|US & UK airstrikes on Houthi air defense and drone sites
Iran Warns Against Targeting “Suspected Spy Ships”
Iran, which backs the Houthis with weapons and training, warned the US and UK against targeting “suspected spy ships” in the Middle East. This appeared to be a reference to a US Navy destroyer and Royal Navy frigate patrolling the Red Sea to protect shipping.
On February 4th, the Houthis said they fired missiles at “aggressor countries’ warships” in the Red Sea, but provided no evidence of damage. Later that day, they claimed attacks on a British cargo ship and sites belonging to the Saudi-led coalition.
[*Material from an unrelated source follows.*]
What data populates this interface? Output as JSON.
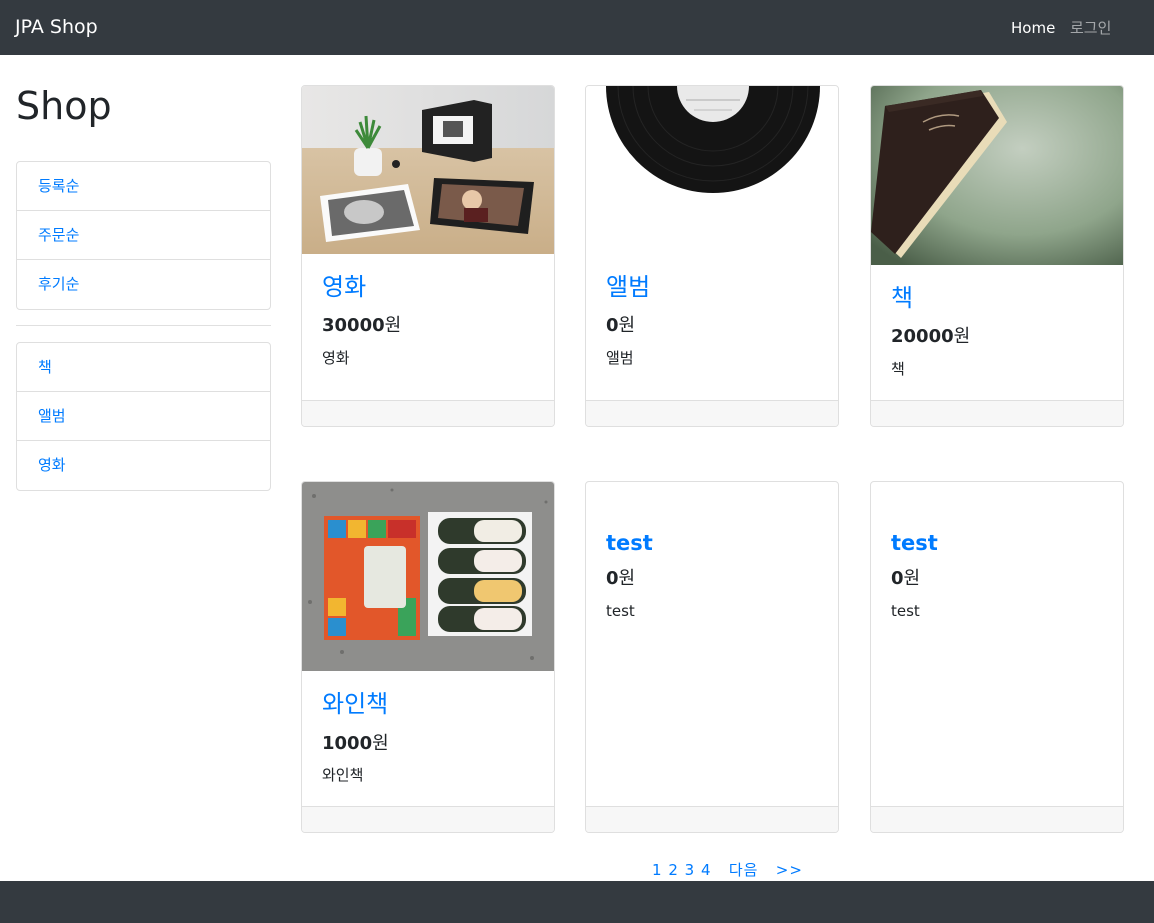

Most of these claims could not be independently verified.
Over February 5-6, the Houthis said they conducted several more attacks in the Red Sea against ships belonging to “aggressor countries.” They asserted firing 6 missiles at a “British spy ship” and using explosive drones against a “British warship” and “US battleship.” Again, no evidence was provided and none of the targeted ships reported being hit.
More US Strikes as Houthis Vow to Keep Fighting
On February 6th, US Central Command said it had struck two more Houthi bomb boats before they could be deployed. It called the bomb boats “an imminent threat…to free navigation in the Red Sea.”
Despite the airstrikes, the Houthis remain defiant. A Houthi military spokesman stated on February 6th that “the Americans and Brits should accept that the Yemeni people will not abandon their independence and sovereignty” and will continue fighting.
The US envoy to Yemen Tim Lenderking said the strikes were a warning to Iran to stop arming and directing Houthi attacks. If not, he indicated the US and allies would take even stronger action targeting Iran’s support for the Houthis. However, Iran reiterated that the American strikes only “fuel insecurity” in the region.
Concerns Over Impact on Peace Efforts
There are concerns the uptick in violence could set back United Nations efforts to extend the ceasefire and ultimately resolve the conflict through negotiations.
In April 2022, the UN brokered a two-month truce between the Saudi-led coalition and Houthis – the first nationwide ceasefire since 2016. Despite violations by both sides, the deal led to a dramatic reduction in civilian casualties and facilitated fuel imports into Hodaida port.
Last October, the truce was renewed for another six months. The UN special envoy said another extension would give space for political consultations and a possible prisoner exchange.
But the latest strikes and Houthi attacks have introduced new friction. On February 5th, the Houthis said they were suspending their involvement in UN-brokered talks on renewing the ceasefire over the “escalating attacks” by the Saudi coalition and US.
The UN Secretary General urged all parties to deescalate tensions and engage constructively with envoy efforts to find a peaceful solution. But with both sides seeming intent on more confrontation, the future of peace talks remains uncertain.
Potential Impact on Region and Key Takeaways
- Escalating strikes between the US-UK and Houthis risks widening the Yemen war and endangering the ceasefire
- A breakdown of UN peace efforts could prolong instability and the dire humanitarian crisis
- The exchange of attacks shows Iran’s continued influence over the Houthis
- The US seems set to take a more aggressive posture against Iran proxies after the strikes
The recent turmoil adds more volatility to an already turbulent situation in Yemen. While the US and allies want to halt disruptive Houthi attacks, their military action could undermine tentative political progress. Much rests on whether cooler heads can prevail and deescalation talks resume. Otherwise, the long-suffering Yemeni people will continue paying the price.
To err is human, but AI does it too. Whilst factual data is used in the production of these articles, the content is written entirely by AI. Double check any facts you intend to rely on with another source.